Background: Several investigators have suggested that passive tissue characteristics of the lumbar region may be altered in people with low back pain. Passive stiffness of the lumbar region has been examined during physiological movements in healthy individuals and intersegmental spine mobility and stiffness have been examined in people with and people without low back pain. However, no investigators have examined differences in passive tissue characteristics of the lumbar region during a physiological movement between people with and people without low back pain. Methods: Subjects were moved passively through a trunk lateral bending motion on a passive movement device. Lumbar region kinematics were measured with a motion capture system and force required to move the subject was measured with a force transducer. Lumbar region extensibility was defined as the maximum excursion of the lumbar region. Passive elastic energy was defined as the area under the torque-lumbar region angle curve. Differences in lumbar region extensibility and passive elastic energy between sides were examined in people with and people without low back pain (n = 41). Findings: People in the Rotation with Extension low back pain subgroup demonstrated greater asymmetry of passive elastic energy than people without low back pain (P = 0.04). There were no differences between groups in symmetry of lumbar region extensibility (P = 0.37). Interpretation: Asymmetry in passive elastic energy of the lumbar region may be related to the low back pain problem in the Rotation with Extension subgroup. The asymmetry in passive elastic energy may be associated with asymmetry of loading on the spine, which has been reported to be a risk factor for low back pain.

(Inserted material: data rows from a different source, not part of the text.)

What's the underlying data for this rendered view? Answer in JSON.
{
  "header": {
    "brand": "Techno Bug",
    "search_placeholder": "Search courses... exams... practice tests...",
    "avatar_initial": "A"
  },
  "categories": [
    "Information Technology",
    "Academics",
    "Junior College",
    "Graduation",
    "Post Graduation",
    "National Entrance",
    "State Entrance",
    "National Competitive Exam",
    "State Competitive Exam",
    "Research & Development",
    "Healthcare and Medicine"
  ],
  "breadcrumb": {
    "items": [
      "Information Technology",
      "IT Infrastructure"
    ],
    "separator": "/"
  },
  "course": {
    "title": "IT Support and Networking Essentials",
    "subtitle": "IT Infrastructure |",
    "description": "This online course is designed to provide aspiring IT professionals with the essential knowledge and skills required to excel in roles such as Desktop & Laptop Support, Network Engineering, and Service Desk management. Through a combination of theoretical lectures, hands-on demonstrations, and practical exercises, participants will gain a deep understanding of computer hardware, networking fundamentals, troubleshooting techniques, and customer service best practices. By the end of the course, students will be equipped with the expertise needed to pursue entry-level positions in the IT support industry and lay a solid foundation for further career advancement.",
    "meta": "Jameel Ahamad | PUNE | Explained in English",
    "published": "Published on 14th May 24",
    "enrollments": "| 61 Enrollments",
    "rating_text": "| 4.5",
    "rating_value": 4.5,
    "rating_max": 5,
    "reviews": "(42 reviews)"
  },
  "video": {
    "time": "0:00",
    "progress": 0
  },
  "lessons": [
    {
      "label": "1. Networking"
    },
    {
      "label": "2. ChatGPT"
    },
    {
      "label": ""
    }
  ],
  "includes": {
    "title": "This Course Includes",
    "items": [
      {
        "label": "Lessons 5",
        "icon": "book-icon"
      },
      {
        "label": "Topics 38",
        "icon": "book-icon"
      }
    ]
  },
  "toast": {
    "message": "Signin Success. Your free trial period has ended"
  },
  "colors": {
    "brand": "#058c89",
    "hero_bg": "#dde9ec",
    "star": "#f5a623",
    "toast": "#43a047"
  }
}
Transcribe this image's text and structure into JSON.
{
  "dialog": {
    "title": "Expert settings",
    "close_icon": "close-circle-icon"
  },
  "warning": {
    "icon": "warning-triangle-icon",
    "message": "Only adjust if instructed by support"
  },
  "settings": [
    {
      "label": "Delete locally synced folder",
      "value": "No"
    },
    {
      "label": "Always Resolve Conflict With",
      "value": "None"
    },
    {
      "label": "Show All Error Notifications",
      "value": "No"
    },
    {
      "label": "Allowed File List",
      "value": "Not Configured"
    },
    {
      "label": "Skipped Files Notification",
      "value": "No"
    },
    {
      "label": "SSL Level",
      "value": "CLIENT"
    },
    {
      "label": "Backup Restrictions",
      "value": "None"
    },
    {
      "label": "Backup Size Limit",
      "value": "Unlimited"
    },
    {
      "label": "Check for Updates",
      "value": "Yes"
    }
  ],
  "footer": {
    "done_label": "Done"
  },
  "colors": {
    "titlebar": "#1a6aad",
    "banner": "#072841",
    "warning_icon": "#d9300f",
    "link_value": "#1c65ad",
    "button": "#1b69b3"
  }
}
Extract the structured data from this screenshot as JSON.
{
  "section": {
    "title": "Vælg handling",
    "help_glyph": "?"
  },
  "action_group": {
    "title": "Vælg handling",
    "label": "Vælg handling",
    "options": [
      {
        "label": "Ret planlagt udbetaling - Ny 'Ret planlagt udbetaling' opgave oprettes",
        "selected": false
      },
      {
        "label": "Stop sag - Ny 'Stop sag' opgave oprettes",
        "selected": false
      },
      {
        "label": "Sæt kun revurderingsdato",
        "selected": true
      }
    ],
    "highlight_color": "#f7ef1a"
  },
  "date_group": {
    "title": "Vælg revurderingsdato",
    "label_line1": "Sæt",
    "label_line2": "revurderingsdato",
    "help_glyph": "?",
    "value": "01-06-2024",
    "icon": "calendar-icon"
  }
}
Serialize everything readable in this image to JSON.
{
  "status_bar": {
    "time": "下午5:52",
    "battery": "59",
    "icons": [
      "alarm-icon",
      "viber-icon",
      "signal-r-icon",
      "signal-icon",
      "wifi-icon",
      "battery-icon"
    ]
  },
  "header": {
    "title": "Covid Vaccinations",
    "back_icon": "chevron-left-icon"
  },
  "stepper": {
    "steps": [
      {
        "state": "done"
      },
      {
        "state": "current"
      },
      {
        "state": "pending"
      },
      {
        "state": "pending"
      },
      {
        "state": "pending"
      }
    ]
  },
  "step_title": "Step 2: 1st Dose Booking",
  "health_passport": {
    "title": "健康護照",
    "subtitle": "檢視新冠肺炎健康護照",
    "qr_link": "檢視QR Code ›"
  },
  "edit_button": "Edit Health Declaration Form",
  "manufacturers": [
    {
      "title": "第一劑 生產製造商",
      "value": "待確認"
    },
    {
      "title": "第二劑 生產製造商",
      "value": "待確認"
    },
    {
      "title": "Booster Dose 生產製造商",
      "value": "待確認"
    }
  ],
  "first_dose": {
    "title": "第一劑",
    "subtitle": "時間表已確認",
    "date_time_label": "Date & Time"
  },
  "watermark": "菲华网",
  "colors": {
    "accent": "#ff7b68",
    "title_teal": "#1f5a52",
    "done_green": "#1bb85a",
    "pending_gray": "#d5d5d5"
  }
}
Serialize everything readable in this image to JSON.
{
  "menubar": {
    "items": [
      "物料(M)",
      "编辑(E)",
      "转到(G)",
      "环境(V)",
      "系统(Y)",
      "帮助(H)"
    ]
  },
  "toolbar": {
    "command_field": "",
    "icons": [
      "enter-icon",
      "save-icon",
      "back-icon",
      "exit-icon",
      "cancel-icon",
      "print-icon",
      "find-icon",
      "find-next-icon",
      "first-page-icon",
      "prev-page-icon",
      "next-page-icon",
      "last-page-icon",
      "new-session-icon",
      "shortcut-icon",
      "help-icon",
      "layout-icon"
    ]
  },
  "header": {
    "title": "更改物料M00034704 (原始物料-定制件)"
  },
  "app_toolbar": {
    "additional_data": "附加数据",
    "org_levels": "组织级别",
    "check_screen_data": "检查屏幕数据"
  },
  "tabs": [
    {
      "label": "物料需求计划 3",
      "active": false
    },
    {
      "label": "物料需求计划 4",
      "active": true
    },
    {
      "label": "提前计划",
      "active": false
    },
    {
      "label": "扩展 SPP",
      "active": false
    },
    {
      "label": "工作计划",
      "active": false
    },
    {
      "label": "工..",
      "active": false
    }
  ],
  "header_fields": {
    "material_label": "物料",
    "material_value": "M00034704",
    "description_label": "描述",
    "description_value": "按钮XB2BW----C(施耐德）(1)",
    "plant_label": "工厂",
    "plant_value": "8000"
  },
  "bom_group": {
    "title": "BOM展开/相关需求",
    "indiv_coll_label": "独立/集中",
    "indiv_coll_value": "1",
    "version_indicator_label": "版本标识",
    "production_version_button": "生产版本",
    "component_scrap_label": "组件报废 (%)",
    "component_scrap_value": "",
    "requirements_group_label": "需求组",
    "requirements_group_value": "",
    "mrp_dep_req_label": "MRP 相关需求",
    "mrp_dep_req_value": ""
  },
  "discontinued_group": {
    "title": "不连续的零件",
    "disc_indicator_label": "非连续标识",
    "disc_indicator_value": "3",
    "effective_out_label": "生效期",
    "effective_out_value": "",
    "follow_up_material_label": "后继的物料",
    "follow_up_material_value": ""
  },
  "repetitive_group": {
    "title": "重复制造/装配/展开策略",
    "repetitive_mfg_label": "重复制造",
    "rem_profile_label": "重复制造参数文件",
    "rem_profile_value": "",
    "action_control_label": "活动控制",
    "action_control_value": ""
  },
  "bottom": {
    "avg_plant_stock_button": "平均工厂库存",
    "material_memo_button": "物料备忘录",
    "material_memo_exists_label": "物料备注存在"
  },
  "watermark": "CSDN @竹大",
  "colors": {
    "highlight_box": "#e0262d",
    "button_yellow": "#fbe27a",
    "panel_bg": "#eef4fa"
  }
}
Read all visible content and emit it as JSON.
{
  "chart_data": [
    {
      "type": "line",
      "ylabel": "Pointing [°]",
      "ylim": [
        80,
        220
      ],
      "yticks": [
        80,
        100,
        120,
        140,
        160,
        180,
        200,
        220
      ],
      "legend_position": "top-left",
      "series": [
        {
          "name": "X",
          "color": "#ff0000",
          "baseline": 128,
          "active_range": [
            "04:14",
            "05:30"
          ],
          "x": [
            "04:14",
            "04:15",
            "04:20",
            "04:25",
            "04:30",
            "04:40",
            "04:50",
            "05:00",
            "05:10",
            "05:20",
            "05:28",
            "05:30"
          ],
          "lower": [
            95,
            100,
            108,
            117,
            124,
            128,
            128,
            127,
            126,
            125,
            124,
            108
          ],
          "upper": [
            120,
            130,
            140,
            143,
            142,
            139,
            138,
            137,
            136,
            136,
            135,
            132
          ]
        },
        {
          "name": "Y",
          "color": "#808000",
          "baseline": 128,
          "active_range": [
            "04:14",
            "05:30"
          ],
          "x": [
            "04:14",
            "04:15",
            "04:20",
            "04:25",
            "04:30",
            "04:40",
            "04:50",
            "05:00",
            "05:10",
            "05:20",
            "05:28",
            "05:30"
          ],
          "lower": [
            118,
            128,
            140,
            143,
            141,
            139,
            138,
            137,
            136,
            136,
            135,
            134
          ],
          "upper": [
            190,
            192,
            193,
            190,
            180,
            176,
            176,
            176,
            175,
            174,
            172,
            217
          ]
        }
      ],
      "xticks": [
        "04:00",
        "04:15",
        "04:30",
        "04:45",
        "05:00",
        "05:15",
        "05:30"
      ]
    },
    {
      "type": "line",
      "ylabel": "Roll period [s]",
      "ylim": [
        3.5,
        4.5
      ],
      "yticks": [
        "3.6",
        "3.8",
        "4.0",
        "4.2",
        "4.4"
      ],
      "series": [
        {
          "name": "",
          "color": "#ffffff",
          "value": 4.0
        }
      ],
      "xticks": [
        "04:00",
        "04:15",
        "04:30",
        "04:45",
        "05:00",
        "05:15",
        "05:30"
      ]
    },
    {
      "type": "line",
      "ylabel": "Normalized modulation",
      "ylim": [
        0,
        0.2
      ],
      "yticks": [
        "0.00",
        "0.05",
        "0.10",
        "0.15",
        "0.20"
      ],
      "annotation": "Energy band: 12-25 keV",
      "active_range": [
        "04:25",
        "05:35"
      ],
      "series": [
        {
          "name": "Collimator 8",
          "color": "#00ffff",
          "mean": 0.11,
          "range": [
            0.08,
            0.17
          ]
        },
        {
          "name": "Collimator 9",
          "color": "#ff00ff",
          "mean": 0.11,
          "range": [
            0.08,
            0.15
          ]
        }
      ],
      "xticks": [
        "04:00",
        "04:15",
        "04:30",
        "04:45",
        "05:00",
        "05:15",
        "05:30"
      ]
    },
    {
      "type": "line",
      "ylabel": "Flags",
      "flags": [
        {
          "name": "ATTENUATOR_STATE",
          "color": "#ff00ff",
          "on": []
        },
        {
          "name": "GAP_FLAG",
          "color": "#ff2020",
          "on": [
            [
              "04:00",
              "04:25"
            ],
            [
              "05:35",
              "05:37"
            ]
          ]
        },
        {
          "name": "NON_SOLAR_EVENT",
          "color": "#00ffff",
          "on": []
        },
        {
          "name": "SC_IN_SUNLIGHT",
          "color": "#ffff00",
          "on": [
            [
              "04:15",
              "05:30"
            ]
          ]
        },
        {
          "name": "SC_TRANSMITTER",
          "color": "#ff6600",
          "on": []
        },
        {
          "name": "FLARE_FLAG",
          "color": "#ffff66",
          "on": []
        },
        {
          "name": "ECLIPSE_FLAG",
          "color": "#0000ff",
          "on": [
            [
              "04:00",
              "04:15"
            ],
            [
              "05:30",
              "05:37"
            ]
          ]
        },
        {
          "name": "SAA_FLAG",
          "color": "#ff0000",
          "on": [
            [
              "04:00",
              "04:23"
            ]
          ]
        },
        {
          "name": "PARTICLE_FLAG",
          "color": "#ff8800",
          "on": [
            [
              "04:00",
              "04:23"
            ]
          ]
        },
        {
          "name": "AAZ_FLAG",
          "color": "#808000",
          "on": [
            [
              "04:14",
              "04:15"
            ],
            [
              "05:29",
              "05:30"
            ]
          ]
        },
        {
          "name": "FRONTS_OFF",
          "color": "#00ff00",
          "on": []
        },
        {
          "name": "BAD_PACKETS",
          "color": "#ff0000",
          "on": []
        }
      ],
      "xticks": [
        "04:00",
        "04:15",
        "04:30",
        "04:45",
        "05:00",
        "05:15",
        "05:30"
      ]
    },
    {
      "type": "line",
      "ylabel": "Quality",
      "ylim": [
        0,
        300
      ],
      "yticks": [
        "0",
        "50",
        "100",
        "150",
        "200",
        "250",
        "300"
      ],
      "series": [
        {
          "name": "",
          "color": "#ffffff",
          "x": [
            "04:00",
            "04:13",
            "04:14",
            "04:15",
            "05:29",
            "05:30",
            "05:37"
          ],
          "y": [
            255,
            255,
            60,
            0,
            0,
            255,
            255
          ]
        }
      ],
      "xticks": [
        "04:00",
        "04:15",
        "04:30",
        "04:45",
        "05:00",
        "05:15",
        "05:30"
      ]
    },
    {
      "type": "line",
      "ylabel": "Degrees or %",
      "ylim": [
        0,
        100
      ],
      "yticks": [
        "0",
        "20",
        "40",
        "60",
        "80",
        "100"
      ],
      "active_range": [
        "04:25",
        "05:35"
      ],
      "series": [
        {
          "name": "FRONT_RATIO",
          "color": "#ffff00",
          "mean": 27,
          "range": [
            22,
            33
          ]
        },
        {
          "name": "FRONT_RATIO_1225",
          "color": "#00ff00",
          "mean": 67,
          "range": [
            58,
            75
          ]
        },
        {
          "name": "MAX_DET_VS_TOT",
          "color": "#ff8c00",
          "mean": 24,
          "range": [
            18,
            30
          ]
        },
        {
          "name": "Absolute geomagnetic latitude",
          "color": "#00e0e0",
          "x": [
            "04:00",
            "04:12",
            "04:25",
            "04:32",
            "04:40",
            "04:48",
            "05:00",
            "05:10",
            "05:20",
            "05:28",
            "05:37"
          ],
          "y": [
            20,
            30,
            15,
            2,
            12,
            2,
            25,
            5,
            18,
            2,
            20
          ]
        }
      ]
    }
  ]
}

Thus, it may be important to consider the asymmetry when planning an intervention strategy for people in the Rotation with Extension subgroup.
- Low back pain
- Trunk lateral bending